INFRA PROJECTS AWAIT RS.2.5 LAKH CRORES OF ECBS, RS.7 LAKH CRORES OF BOND ISSUANCE IN NEXT 5 YRS: CRISIL & PHD CHAMBER

INFRA PROJECTS AWAIT RS.2.5 LAKH CRORES OF ECBS, RS.7 LAKH CRORES OF BOND ISSUANCE IN NEXT 5 YRS: CRISIL & PHD CHAMBER

INFRA PROJECTS AWAIT RS.2.5 LAKH CRORES OF ECBS, RS.7 LAKH CRORES OF BOND ISSUANCE IN NEXT 5 YRS: CRISIL & PHD CHAMBER

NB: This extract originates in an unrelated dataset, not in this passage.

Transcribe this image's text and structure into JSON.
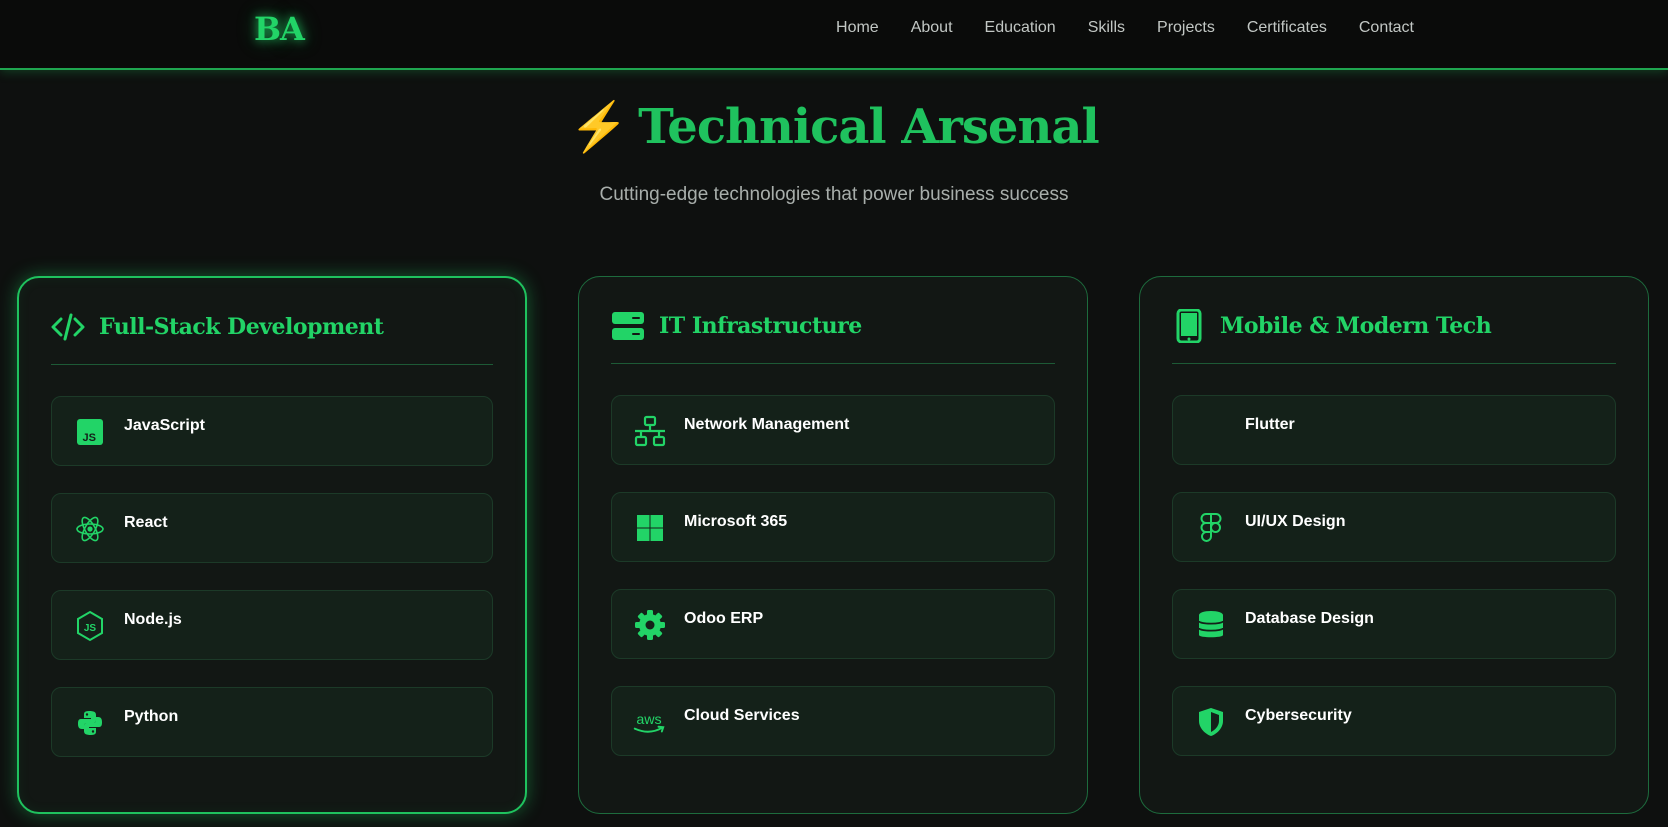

No.PR-153
December 11, 2014
New Delhi
                                                                                           

INFRA PROJECTS AWAIT RS.2.5 LAKH CRORES OF ECBS, RS.7 LAKH CRORES OF BOND ISSUANCE IN NEXT 5 YRS: CRISIL & PHD CHAMBER
 

PHD Chamber of Commerce and Industry and rating agency CRISIL have anticipated investments worth close to Rs.2.5 lakh crores to flow on infrastructure projects between 2014-15 to 2017-19 through External Commercial Borrowings (ECBs) route following RBI’s easing of norms on ECBs raised by infrastructure companies.
 

The two institutions in a White Paper brought out on “Infrastructure Financing” and released here today at a Seminar on “Infrastructure Projects Financing in India” under aegis of PHD Chamber of Commerce and Industry also projected that investments requirement of infrastructure projects would be met through issuance of bonds to an extent of Rs.7 lakh crores during the period.  The White Paper was jointly released here today by the Director, PTC India Financial Services Ltd Dr. Pawan Singh; Director, CRISIL Ratings Mr. Sridhar C; Co-Chairman, Roads, Ports and other Infrastructure Committee of PHD Chamber Mr. Manas Agarwal and Director, PHD Chamber Dr Ranjeet Mehta.
 

However, the two organizations estimate that Rs.26 trillion of investments between 2014-15 to 2017-19 from multiple sources would have to be generated to finance the entire infrastructure needs of the Indian economy, over two-third of which be funded through debt, with banks remaining the largest source of financing.
 

Releasing its findings, the Co-Chairman, Roads, Ports and other Infrastructure Committee of PHD Chamber Mr. Manas Agarwal said, “so far, banks have contributed to nearly half of the debt funding for infrastructure projects. Over the past ten years, bank lending to the infrastructure sector has grown at a CAGR of 36 per cent, much higher than the overall credit growth of 22 per cent. And the share of bank credit in this space has risen from 4.8 per cent in 2004 to 14 per cent in 2014. This rapid growth in lending to the infrastructure sector poses the risk of an asset-liability mismatch given that the infrastructure project loans have long tenures of 10 to 15 years while bank deposits, the main source of funds, typically have a maturity of less than 3 years. Moreover, several banks are also nearing the group exposure limits set by RBI for lending to large infrastructure players”.
 

Both PHD Chamber & CRISIL have pointed out that large investors like pension funds, provident funds and insurance companies have large corpuses but are restricted by regulation to invest only in highly-rated debt. There is therefore a need to bridge the gap between the low risk appetite of institutional investors and relatively high credit risk profile of infrastructure projects.  There are various types of credit enhancements that should be deployed to match the investor risk-appetite such as partial guarantees, securitisation of road project cash flows, infrastructure debt funds (IDFs) and partial credit enhancement facility for corporate bonds.
 

Mr. Agarwal pointed out that partial guarantees can help in raising the credit quality of the debt issued by the project special-purpose vehicle (SPV) to levels bond market investors are comfortable with India Infrastructure Finance Company Limited (IIFCL), a government owned enterprise set up to provide long term funds for infrastructure projects, provides partial guarantees to enhance the ratings of the bonds issued by infrastructure companies.
 

He also said that partial guarantees thus help improve the rating on the instrument from the issuer's rating towards the guarantor's. The level of enhancement depends on factors such as coverage, timing and nature of the guarantee, the extent of cash flow recoveries that can be expected post delay/default by the issuer, and the legal and payment structure.

 

ENDS

Koteshwar Prasad Dobhal
Consultant (PR)